All volunteers that give up their time to support district hospitals and clinics by sharing their expertise and skills add value, but sometimes there are unforeseen and additional benefits as well.

For example, Dr. Hartley is a medical scientist and researcher focusing on ultrasonography. By immersing herself in Tintswalo’s realities, she was able to recognize the need for a portable ultrasound tool using artificial intelligence that can be used by any doctor at a district health level to support women during their pregnancies.

“Dr Hartley has found solutions that suit rural district care, delivering training around how to use the portable ultrasound to make diagnoses as well,” says Professor Gear.

“This is why volunteers are so powerful. By their nature, doctors, nurses, and specialists who volunteer at rural district hospitals are passionate, innovative people. Dr. Hartley is a perfect example. She arrived with passion and enthusiasm and a commitment to share the evolving benefits of high-tech interventions in low-tech settings.”

A catalyst for change and innovation

It’s what the Tshemba Foundation is built on: an understanding and strong conviction that volunteers bring new perspectives to district healthcare. To attract volunteers, the foundation has built a lodge near the hospital and bordering the Kruger National Park, ensuring that volunteers can enjoy a ‘leave of purpose,’ doing good while also enjoying the magnificence of a private lodge in the Lowveld’s pristine bush.

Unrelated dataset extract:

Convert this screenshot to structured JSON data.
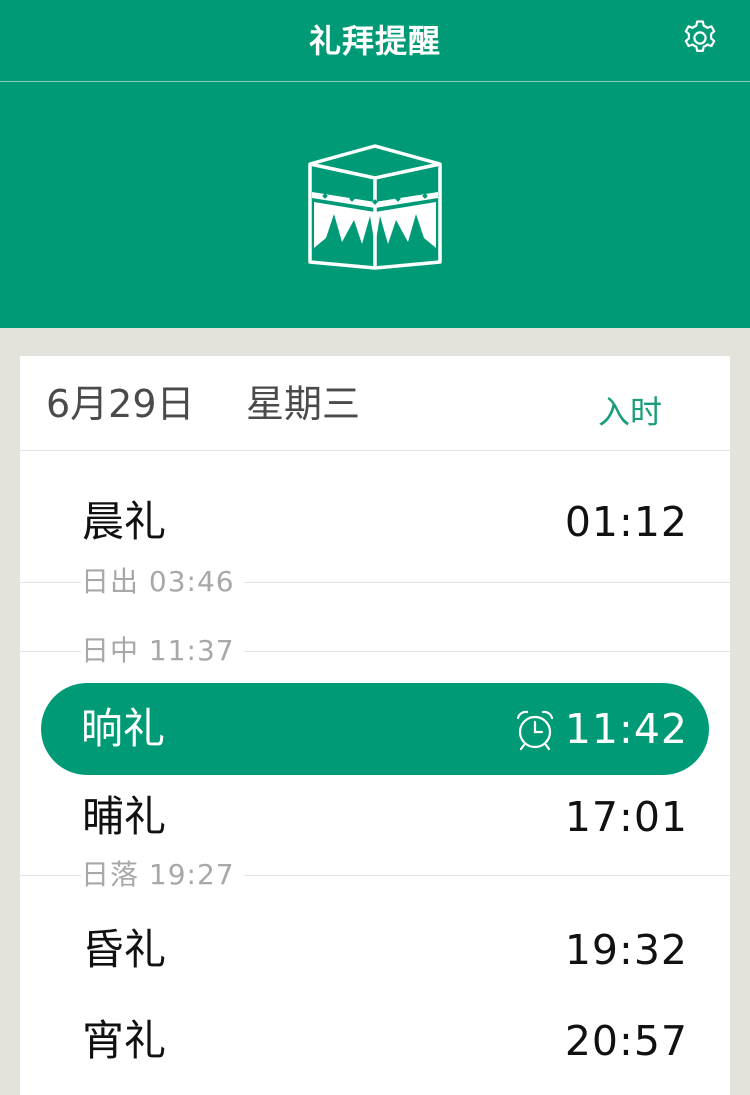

“Whether they are based in the hospital or one of the clinics, volunteers are a catalyst for improvement and change. They inspire the full-time nurses and doctors who they work with, and because they are looking for ways to add value with fresh eyes, they usually find a new way of looking at an old problem,” says Twine.

And of course, they bring much-needed skills as well. “The reality is that rural hospitals are far away from towns, schools and other amenities, which means they are often under-staffed. There has also been chronic under-resourcing in this sector for decades. Rural areas have been systemically neglected, and volunteers are an important way to bridge some of these gaps and to support the local doctors and nurses.”

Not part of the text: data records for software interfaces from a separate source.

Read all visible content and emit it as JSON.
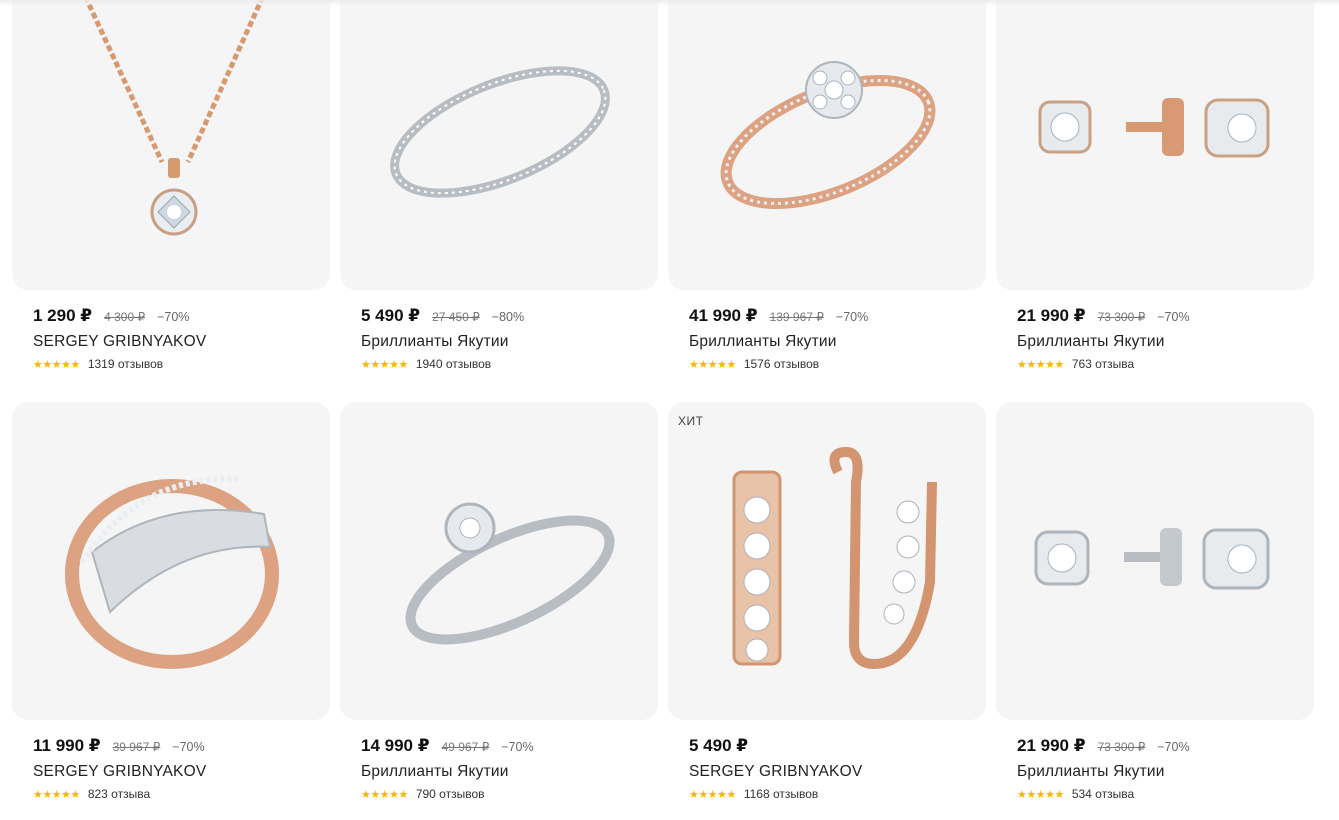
{
  "products": [
    {
      "price": "1 290 ₽",
      "old_price": "4 300 ₽",
      "discount": "−70%",
      "brand": "SERGEY GRIBNYAKOV",
      "stars": "★★★★★",
      "reviews": "1319 отзывов",
      "badge": "",
      "image": "pendant-icon"
    },
    {
      "price": "5 490 ₽",
      "old_price": "27 450 ₽",
      "discount": "−80%",
      "brand": "Бриллианты Якутии",
      "stars": "★★★★★",
      "reviews": "1940 отзывов",
      "badge": "",
      "image": "silver-band-ring-icon"
    },
    {
      "price": "41 990 ₽",
      "old_price": "139 967 ₽",
      "discount": "−70%",
      "brand": "Бриллианты Якутии",
      "stars": "★★★★★",
      "reviews": "1576 отзывов",
      "badge": "",
      "image": "cluster-ring-icon"
    },
    {
      "price": "21 990 ₽",
      "old_price": "73 300 ₽",
      "discount": "−70%",
      "brand": "Бриллианты Якутии",
      "stars": "★★★★★",
      "reviews": "763 отзыва",
      "badge": "",
      "image": "gold-stud-earrings-icon"
    },
    {
      "price": "11 990 ₽",
      "old_price": "39 967 ₽",
      "discount": "−70%",
      "brand": "SERGEY GRIBNYAKOV",
      "stars": "★★★★★",
      "reviews": "823 отзыва",
      "badge": "",
      "image": "twotone-ring-icon"
    },
    {
      "price": "14 990 ₽",
      "old_price": "49 967 ₽",
      "discount": "−70%",
      "brand": "Бриллианты Якутии",
      "stars": "★★★★★",
      "reviews": "790 отзывов",
      "badge": "",
      "image": "solitaire-ring-icon"
    },
    {
      "price": "5 490 ₽",
      "old_price": "",
      "discount": "",
      "brand": "SERGEY GRIBNYAKOV",
      "stars": "★★★★★",
      "reviews": "1168 отзывов",
      "badge": "ХИТ",
      "image": "hoop-earrings-icon"
    },
    {
      "price": "21 990 ₽",
      "old_price": "73 300 ₽",
      "discount": "−70%",
      "brand": "Бриллианты Якутии",
      "stars": "★★★★★",
      "reviews": "534 отзыва",
      "badge": "",
      "image": "silver-stud-earrings-icon"
    }
  ],
  "colors": {
    "card_bg": "#f5f5f5",
    "star": "#f5b800",
    "gold": "#d99a73",
    "silver": "#b9bec4"
  }
}
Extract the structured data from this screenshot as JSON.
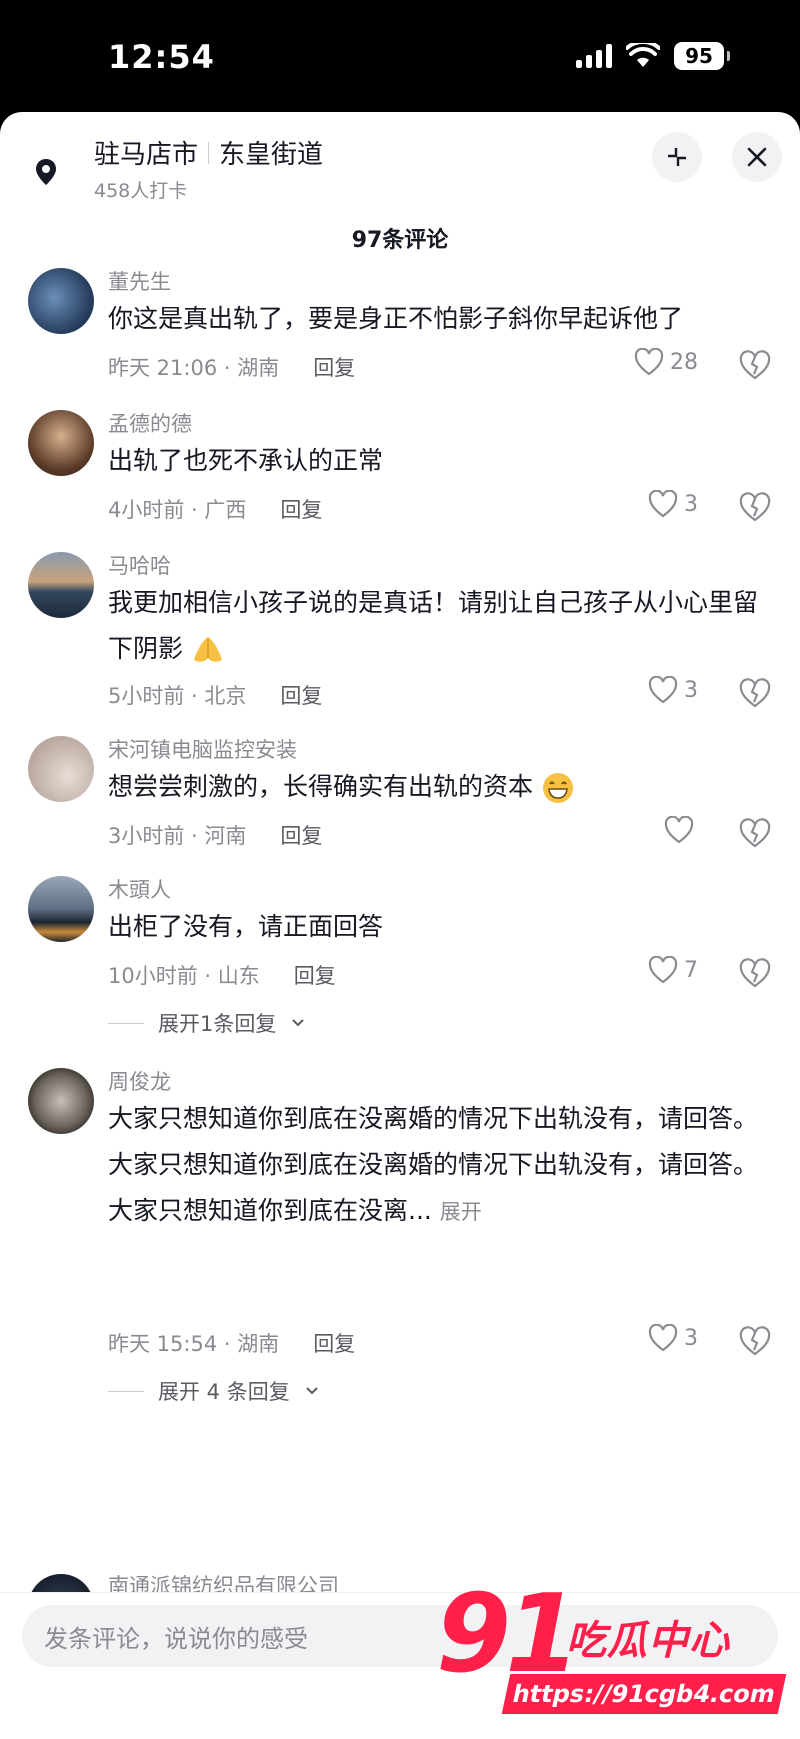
{
  "status_bar": {
    "time": "12:54",
    "battery": "95"
  },
  "location": {
    "title": "驻马店市",
    "subtitle": "东皇街道",
    "checkins": "458人打卡"
  },
  "comments_header": {
    "count_label": "97条评论"
  },
  "comments": [
    {
      "name": "董先生",
      "text": "你这是真出轨了，要是身正不怕影子斜你早起诉他了",
      "meta": "昨天 21:06 · 湖南",
      "reply": "回复",
      "likes": "28"
    },
    {
      "name": "孟德的德",
      "text": "出轨了也死不承认的正常",
      "meta": "4小时前 · 广西",
      "reply": "回复",
      "likes": "3"
    },
    {
      "name": "马哈哈",
      "text": "我更加相信小孩子说的是真话！请别让自己孩子从小心里留下阴影",
      "meta": "5小时前 · 北京",
      "reply": "回复",
      "likes": "3"
    },
    {
      "name": "宋河镇电脑监控安装",
      "text": "想尝尝刺激的，长得确实有出轨的资本",
      "meta": "3小时前 · 河南",
      "reply": "回复",
      "likes": ""
    },
    {
      "name": "木頭人",
      "text": "出柜了没有，请正面回答",
      "meta": "10小时前 · 山东",
      "reply": "回复",
      "likes": "7",
      "expand": "展开1条回复"
    },
    {
      "name": "周俊龙",
      "text_lines": [
        "大家只想知道你到底在没离婚的情况下出轨没有，请回答。",
        "大家只想知道你到底在没离婚的情况下出轨没有，请回答。",
        "大家只想知道你到底在没离..."
      ],
      "more": "展开",
      "meta": "昨天 15:54 · 湖南",
      "reply": "回复",
      "likes": "3",
      "expand": "展开 4 条回复"
    },
    {
      "name": "南通派锦纺织品有限公司"
    }
  ],
  "input": {
    "placeholder": "发条评论，说说你的感受"
  },
  "watermark": {
    "number": "91",
    "brand": "吃瓜中心",
    "url": "https://91cgb4.com"
  },
  "colors": {
    "accent": "#ff1f4b",
    "text": "#161823",
    "muted": "#8a8b91"
  },
  "icons": [
    "location-pin-icon",
    "collapse-icon",
    "close-icon",
    "heart-icon",
    "broken-heart-icon",
    "image-icon",
    "at-icon",
    "emoji-icon"
  ]
}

Passion and hope

Professor Gear likens volunteers to bees, arriving to fertilise plants. “Specialists, doctors and nurses who are based in cities tend to be plugged into a large network of teaching hospitals, some residency work, their own practices and associations. There’s a natural inclination towards innovation, growth and sharing of ideas that is much harder to achieve when you are more isolated in rural areas.

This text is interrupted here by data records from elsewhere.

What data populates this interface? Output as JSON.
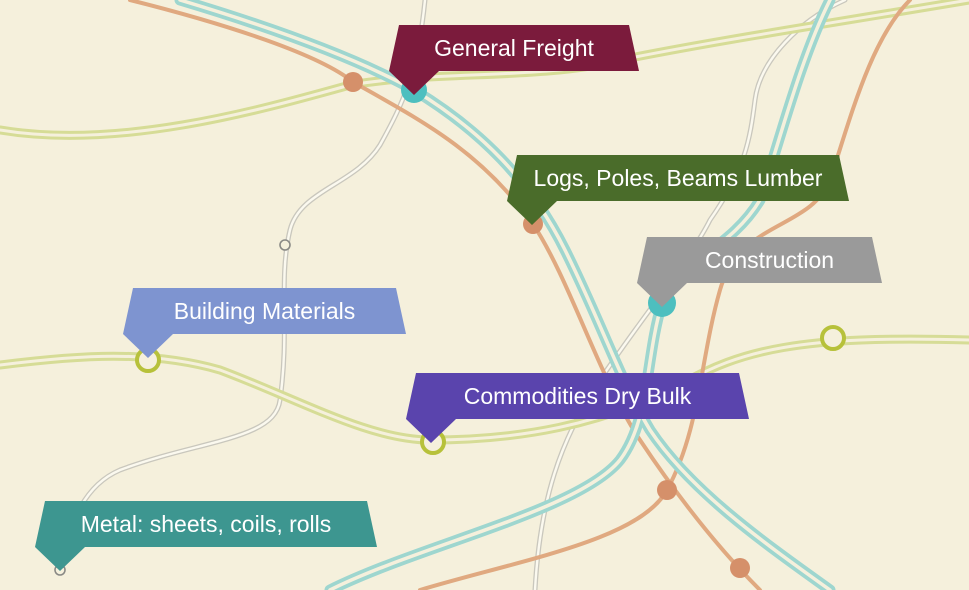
{
  "colors": {
    "background": "#f5f0dc",
    "route_teal": "#9ed6cf",
    "route_orange": "#e0a980",
    "route_lime": "#d6dc96",
    "route_gray": "#c9c7bd"
  },
  "tags": [
    {
      "label": "General Freight",
      "color": "#7b1b3c"
    },
    {
      "label": "Logs, Poles, Beams Lumber",
      "color": "#4a6c2a"
    },
    {
      "label": "Construction",
      "color": "#9a9a9a"
    },
    {
      "label": "Building Materials",
      "color": "#7e94d0"
    },
    {
      "label": "Commodities Dry Bulk",
      "color": "#5a44ad"
    },
    {
      "label": "Metal: sheets, coils, rolls",
      "color": "#3d9690"
    }
  ]
}
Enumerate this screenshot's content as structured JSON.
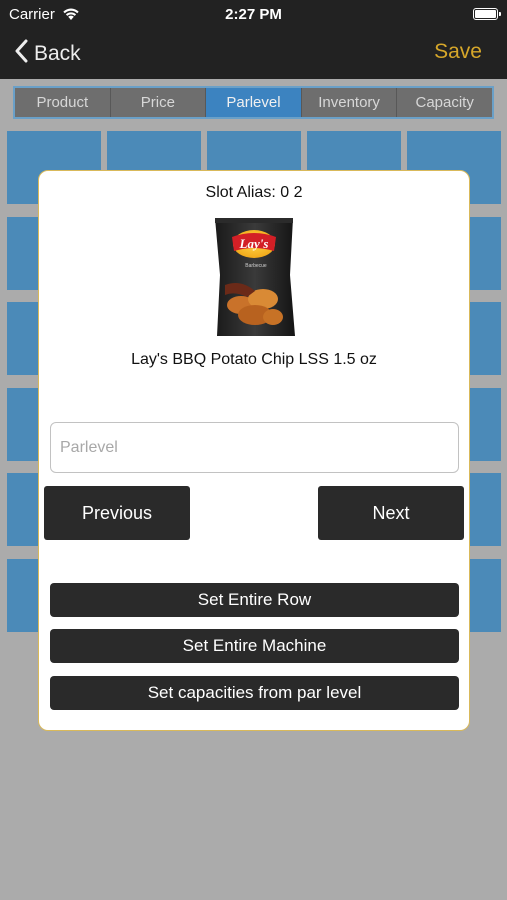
{
  "status_bar": {
    "carrier": "Carrier",
    "time": "2:27 PM"
  },
  "nav": {
    "back_label": "Back",
    "save_label": "Save",
    "accent_color": "#d6a72a"
  },
  "tabs": [
    {
      "label": "Product",
      "active": false
    },
    {
      "label": "Price",
      "active": false
    },
    {
      "label": "Parlevel",
      "active": true
    },
    {
      "label": "Inventory",
      "active": false
    },
    {
      "label": "Capacity",
      "active": false
    }
  ],
  "modal": {
    "slot_alias": "Slot Alias: 0 2",
    "product_image_icon": "lays-bbq-chip-bag",
    "product_name": "Lay's BBQ Potato Chip LSS 1.5 oz",
    "parlevel_input": {
      "value": "",
      "placeholder": "Parlevel"
    },
    "previous_label": "Previous",
    "next_label": "Next",
    "set_row_label": "Set Entire Row",
    "set_machine_label": "Set Entire Machine",
    "set_capacities_label": "Set capacities from par level"
  },
  "colors": {
    "active_tab": "#3c83c0",
    "grid_cell": "#4b8ab8",
    "button": "#2a2a2a"
  }
}
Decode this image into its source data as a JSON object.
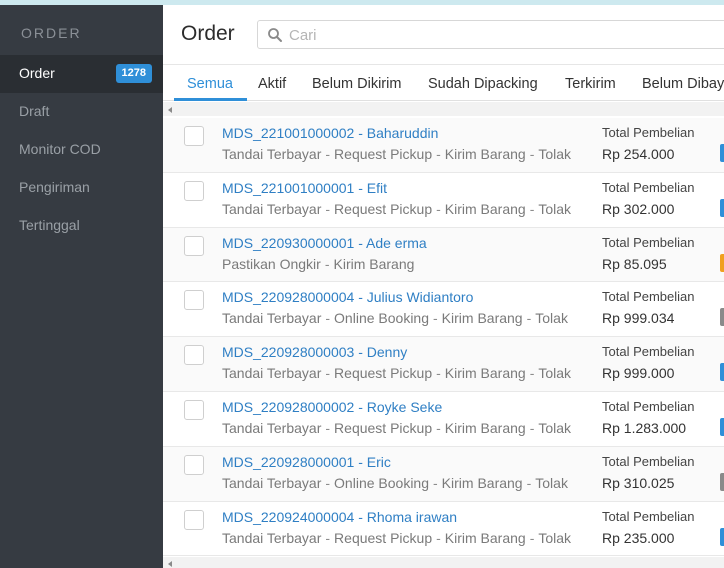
{
  "sidebar": {
    "section_title": "ORDER",
    "items": [
      {
        "label": "Order",
        "badge": "1278",
        "active": true
      },
      {
        "label": "Draft"
      },
      {
        "label": "Monitor COD"
      },
      {
        "label": "Pengiriman"
      },
      {
        "label": "Tertinggal"
      }
    ]
  },
  "header": {
    "title": "Order",
    "search_placeholder": "Cari"
  },
  "tabs": [
    {
      "label": "Semua",
      "active": true
    },
    {
      "label": "Aktif"
    },
    {
      "label": "Belum Dikirim"
    },
    {
      "label": "Sudah Dipacking"
    },
    {
      "label": "Terkirim"
    },
    {
      "label": "Belum Dibay"
    }
  ],
  "orders": [
    {
      "id": "MDS_221001000002 - Baharuddin",
      "actions": [
        "Tandai Terbayar",
        "Request Pickup",
        "Kirim Barang",
        "Tolak"
      ],
      "total_label": "Total Pembelian",
      "total": "Rp 254.000",
      "status_color": "#2f8fd8"
    },
    {
      "id": "MDS_221001000001 - Efit",
      "actions": [
        "Tandai Terbayar",
        "Request Pickup",
        "Kirim Barang",
        "Tolak"
      ],
      "total_label": "Total Pembelian",
      "total": "Rp 302.000",
      "status_color": "#2f8fd8"
    },
    {
      "id": "MDS_220930000001 - Ade erma",
      "actions": [
        "Pastikan Ongkir",
        "Kirim Barang"
      ],
      "total_label": "Total Pembelian",
      "total": "Rp 85.095",
      "status_color": "#f0a020"
    },
    {
      "id": "MDS_220928000004 - Julius Widiantoro",
      "actions": [
        "Tandai Terbayar",
        "Online Booking",
        "Kirim Barang",
        "Tolak"
      ],
      "total_label": "Total Pembelian",
      "total": "Rp 999.034",
      "status_color": "#8a8a8a"
    },
    {
      "id": "MDS_220928000003 - Denny",
      "actions": [
        "Tandai Terbayar",
        "Request Pickup",
        "Kirim Barang",
        "Tolak"
      ],
      "total_label": "Total Pembelian",
      "total": "Rp 999.000",
      "status_color": "#2f8fd8"
    },
    {
      "id": "MDS_220928000002 - Royke Seke",
      "actions": [
        "Tandai Terbayar",
        "Request Pickup",
        "Kirim Barang",
        "Tolak"
      ],
      "total_label": "Total Pembelian",
      "total": "Rp 1.283.000",
      "status_color": "#2f8fd8"
    },
    {
      "id": "MDS_220928000001 - Eric",
      "actions": [
        "Tandai Terbayar",
        "Online Booking",
        "Kirim Barang",
        "Tolak"
      ],
      "total_label": "Total Pembelian",
      "total": "Rp 310.025",
      "status_color": "#8a8a8a"
    },
    {
      "id": "MDS_220924000004 - Rhoma irawan",
      "actions": [
        "Tandai Terbayar",
        "Request Pickup",
        "Kirim Barang",
        "Tolak"
      ],
      "total_label": "Total Pembelian",
      "total": "Rp 235.000",
      "status_color": "#2f8fd8"
    }
  ]
}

“Volunteers are the pollinators of ideas and innovations in rural areas, however,” says Professor Gear. “The goal is not for volunteers to take over or run a district hospital or clinics, but to support existing staff and add value to their lives and the lives of their patients, which is something every health professional can do, particularly when they are also able to offer training, educational opportunities and different perspectives.

“By nature, volunteers are amazing people who are prepared to sacrifice their own time to add value. Their enthusiasm gives the resident doctors and nurses renewed energy as well. We’ve seen first-hand how morale lifts thanks to the fresh eyes, perspectives and passion that volunteers bring to Tinstwalo.” 

Book your #LeaveOfPurpose today

While the Tshemba Foundation’s volunteer programme is best suited for longer stays, there are short-term opportunities available that can accommodate busy schedules while still maximising the impact of volunteering at Tintswalo and the local clinics in the area.